Exercise:
A single number is required: how many lines in the records below contain "DESIGN".

[[ Recorded data, beginning ]]

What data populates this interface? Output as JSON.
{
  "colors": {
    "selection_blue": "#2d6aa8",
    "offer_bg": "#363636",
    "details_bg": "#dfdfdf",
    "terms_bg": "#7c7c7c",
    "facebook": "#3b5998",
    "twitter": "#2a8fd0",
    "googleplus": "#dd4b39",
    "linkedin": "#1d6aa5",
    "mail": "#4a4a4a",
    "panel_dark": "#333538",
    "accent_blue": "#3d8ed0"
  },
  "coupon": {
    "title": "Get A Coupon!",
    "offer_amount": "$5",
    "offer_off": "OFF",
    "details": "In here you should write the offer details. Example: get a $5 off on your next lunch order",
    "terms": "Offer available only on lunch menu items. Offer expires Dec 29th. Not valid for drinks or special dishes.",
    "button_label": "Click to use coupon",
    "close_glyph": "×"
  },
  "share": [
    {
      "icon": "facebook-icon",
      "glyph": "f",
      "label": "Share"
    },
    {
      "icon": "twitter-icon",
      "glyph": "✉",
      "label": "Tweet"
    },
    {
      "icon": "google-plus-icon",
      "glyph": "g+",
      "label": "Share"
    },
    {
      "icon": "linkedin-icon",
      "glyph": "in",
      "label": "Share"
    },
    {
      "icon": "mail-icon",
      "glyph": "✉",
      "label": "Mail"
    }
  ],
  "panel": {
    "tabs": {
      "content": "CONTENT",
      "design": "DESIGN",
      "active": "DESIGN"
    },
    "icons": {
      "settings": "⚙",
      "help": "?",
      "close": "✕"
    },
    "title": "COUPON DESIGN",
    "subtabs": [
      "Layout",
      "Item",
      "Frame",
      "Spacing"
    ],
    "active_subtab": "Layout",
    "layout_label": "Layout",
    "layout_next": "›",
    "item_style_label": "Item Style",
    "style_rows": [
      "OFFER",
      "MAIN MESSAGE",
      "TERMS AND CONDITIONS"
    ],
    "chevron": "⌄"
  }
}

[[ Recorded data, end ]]

Written answer:
3